February 10, 2010

It seems that many of the six-thousand students I taught over thirty years felt the same way—that learning would make them mad like Acts says in the New Testament: 26:24 And as he thus spake for himself, Festus said with a loud voice, Paul, thou art beside thyself; much learning doth make thee mad.

Emperor Wudi

In China, during the early Han Dynasty, a different moral standard was set where earning an education was valued. Emperor Wudi from 141-187 BCE (two hundred years before Jesus Christ and five hundred years before Constantine), solidified the ideological framework of official Confucianism with a blending of Confucian, Taoist, and Legalist elements.
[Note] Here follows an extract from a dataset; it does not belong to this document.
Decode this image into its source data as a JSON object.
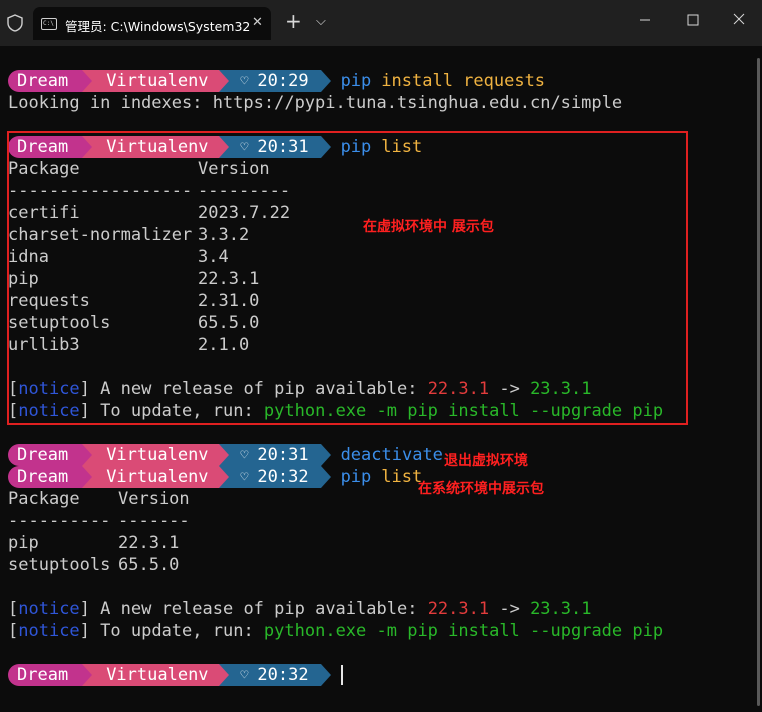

It looks like China may be officially returning to Confucianism or some form of it. Confucius taught that a ‘gentleman’ is the ideal figure. Among the traits of this ideal man is continued learning to develop moral character and to gain knowledge that is useful in serving others.

In China, teachers are treated with respect. Not so in the United States. Although a few students were respectful when I was a teacher, many were not. To understand what I mean, read the prologue from my memoir, Crazy Normal.

See Part 1

Lloyd Lofthouse is the author of the award winning novels My Splendid Concubine and Our Hart.